Tyson: No raiding Wind Creek
By By Adam Prestridge
special to the standard
State gambling task force commander John Tyson said he isn’t planning to raid the Poarch Creek Indians’ Wind Creek Casino, but he does want to “knock on the door” of the Indian Gaming Commission during his fight against illegal gambling in Alabama.
The task force in January attempted to raid two facilities — VictoryLand in Shorter and Country Crossing in Dothan — but was stopped by a district court ruling. The Supreme Court ruled later that the lower courts did not have subject matter jurisdiction to halt the raids.

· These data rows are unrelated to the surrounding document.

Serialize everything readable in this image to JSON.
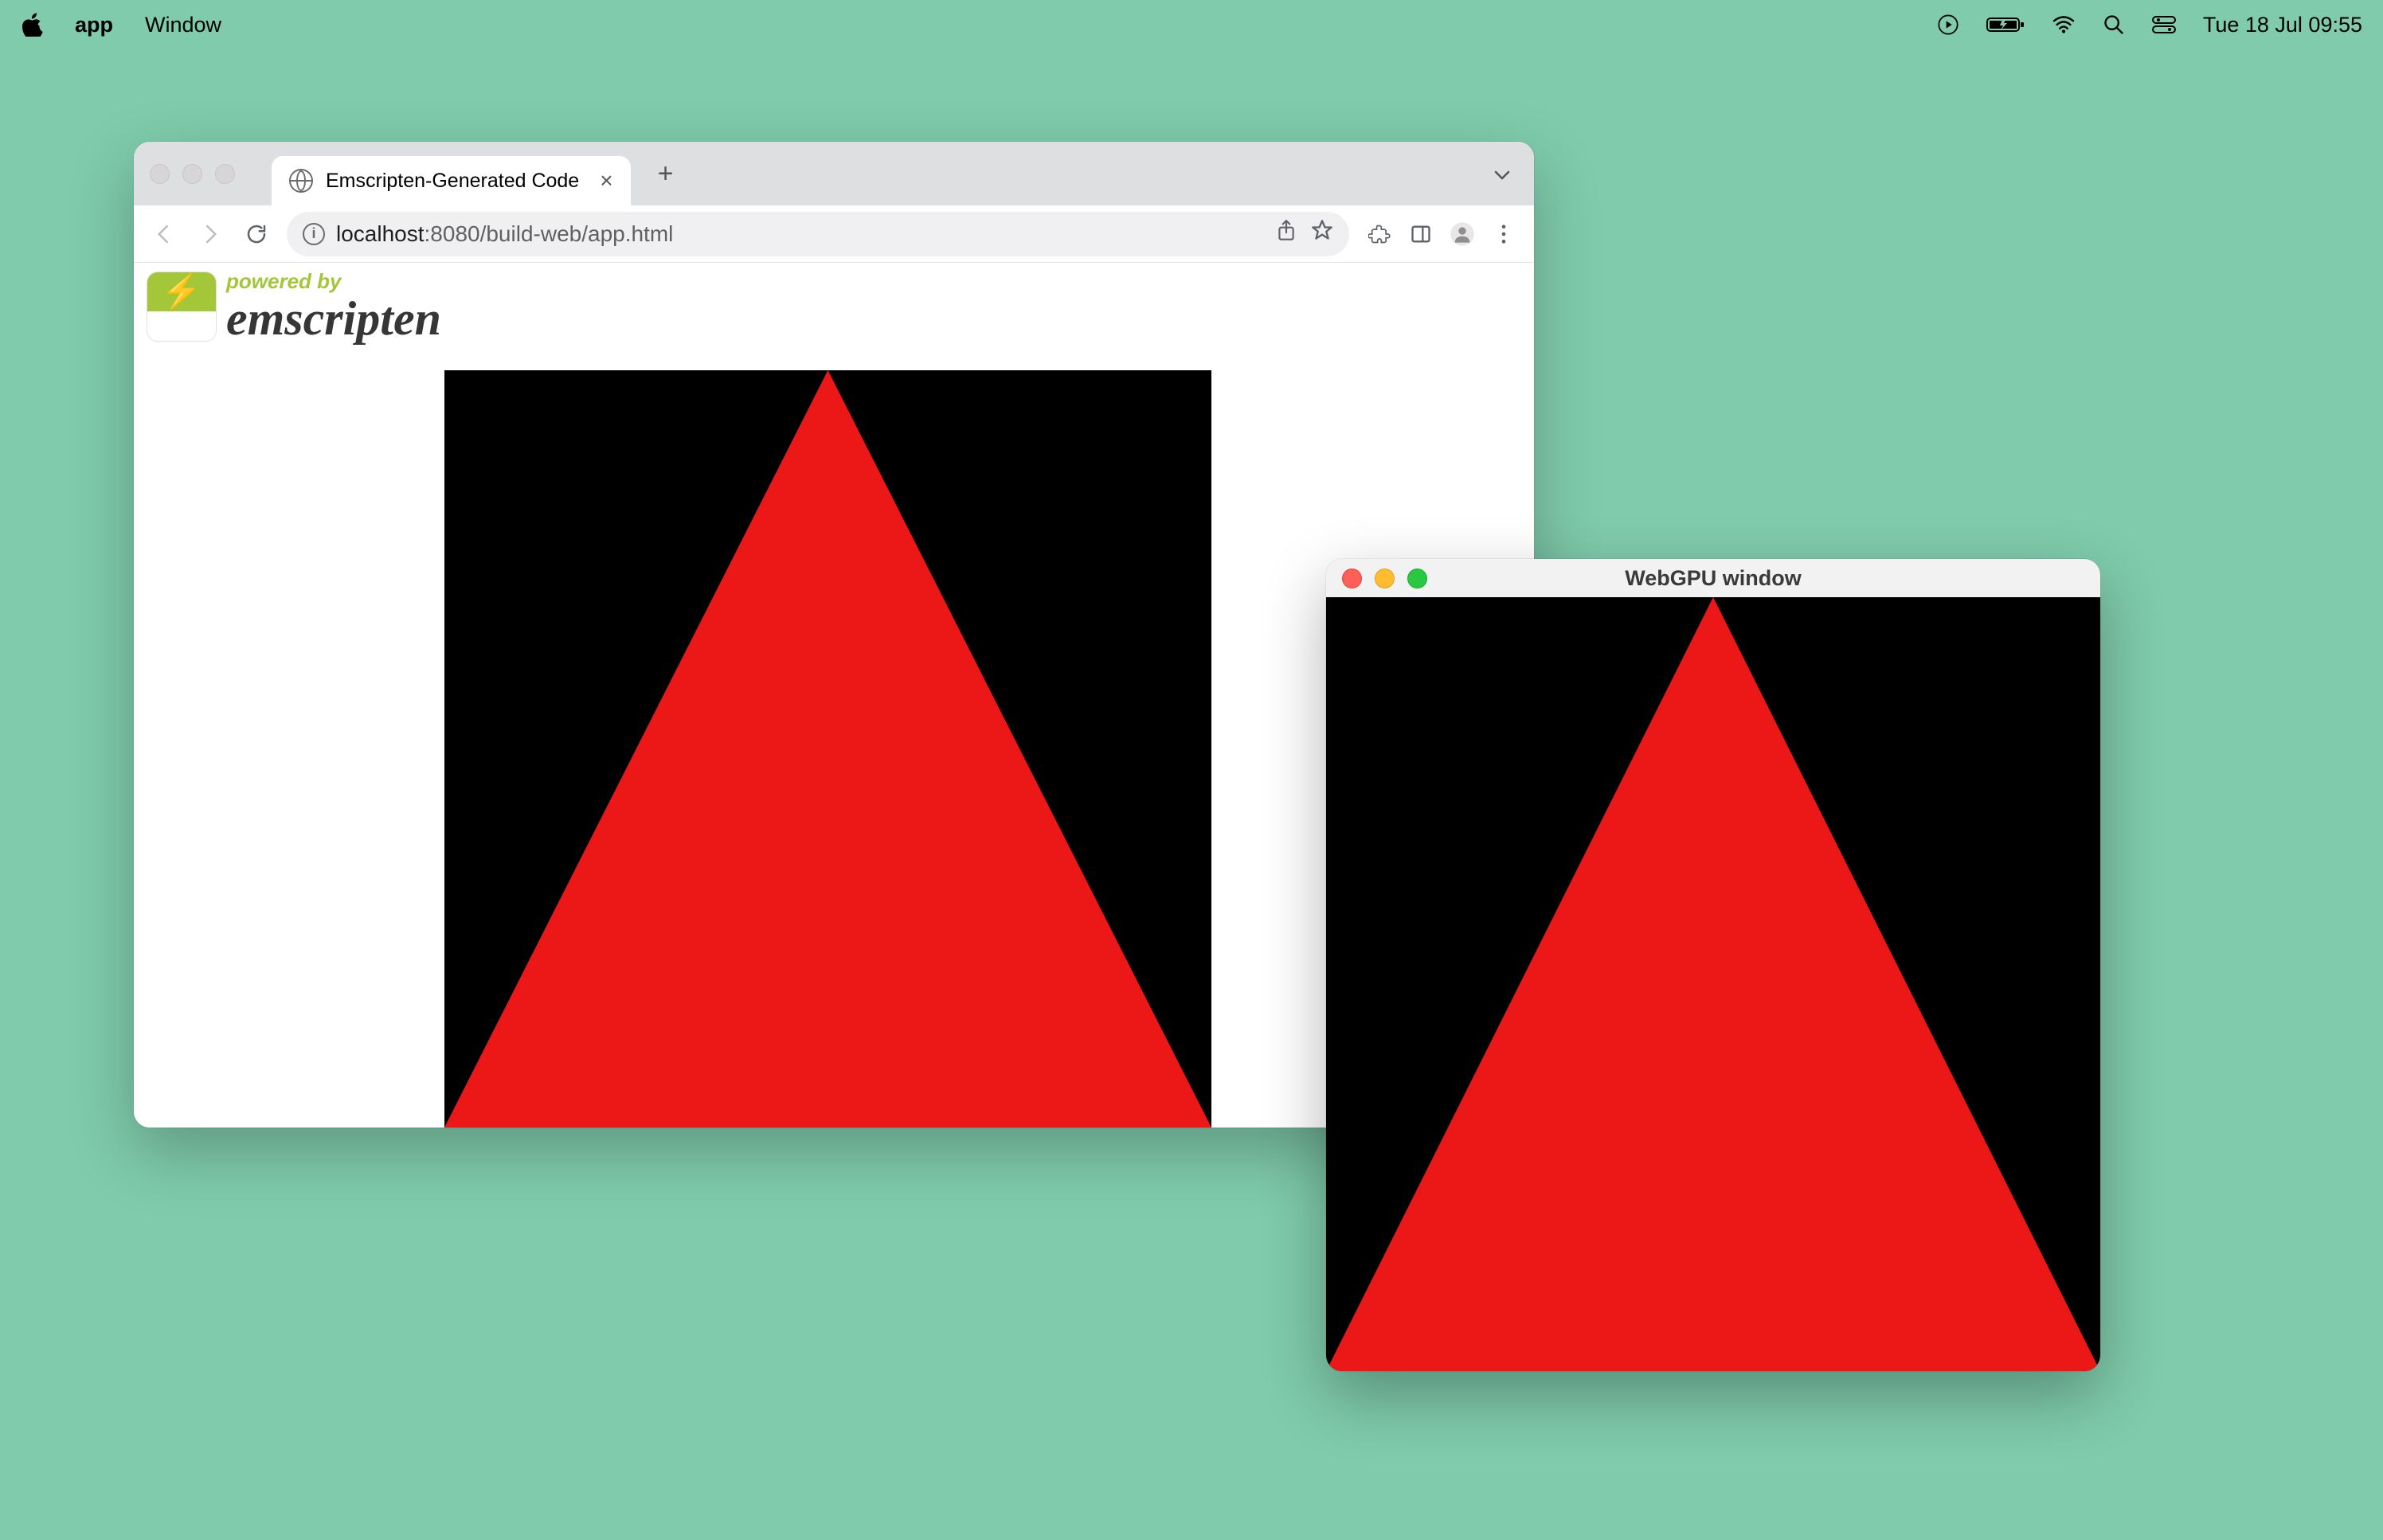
{
  "menubar": {
    "app_name": "app",
    "item_window": "Window",
    "clock": "Tue 18 Jul  09:55"
  },
  "browser": {
    "tab_title": "Emscripten-Generated Code",
    "url_host": "localhost",
    "url_port_path": ":8080/build-web/app.html",
    "logo_powered": "powered by",
    "logo_title": "emscripten"
  },
  "native": {
    "title": "WebGPU window"
  },
  "colors": {
    "desktop_bg": "#7fcbac",
    "triangle": "#ec1818",
    "canvas_bg": "#000000"
  }
}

Since, both facilities have closed, and workers have filing for unemployment.
Tyson said it is his mission to stop the non-Indian gaming facilities before tackling the issues that surround gaming among tribes.
PCI’s sites — in Atmore, Wetumpka and Tallapoosa County — are certified for being compliant with regulations set forth by the National Indian Gaming Commission, said Jay Dorris, president and CEO of PCI Gaming.
Dorris could not be reached for comment Friday, but earlier this month he said that Tyson “has no jurisdiction” to attempt to shut down Poarch’s casinos, including the $240 million resort Wind Creek Casino & Hotel in Atmore.
Tyson said he acknowledges the Indian Gaming Authority but believes later on in his quest to end illegal gambling in the state he could “influence” authorities.
But if those machines are declared illegal in Alabama, Tyson said that would change how the Indian casinos operate.
As for future raids, Tyson does not believe one will be necessary on the Indian gaming facilities.
Tyson said he does not necessarily believe Wind Creek would have to shut its doors, but he said Poarch would have to revert back to its old ways of operating, such as offering paper bingo.
Tyson said illegal gaming machines have taken many forms and names over the years — from telephone cards to redemption machines.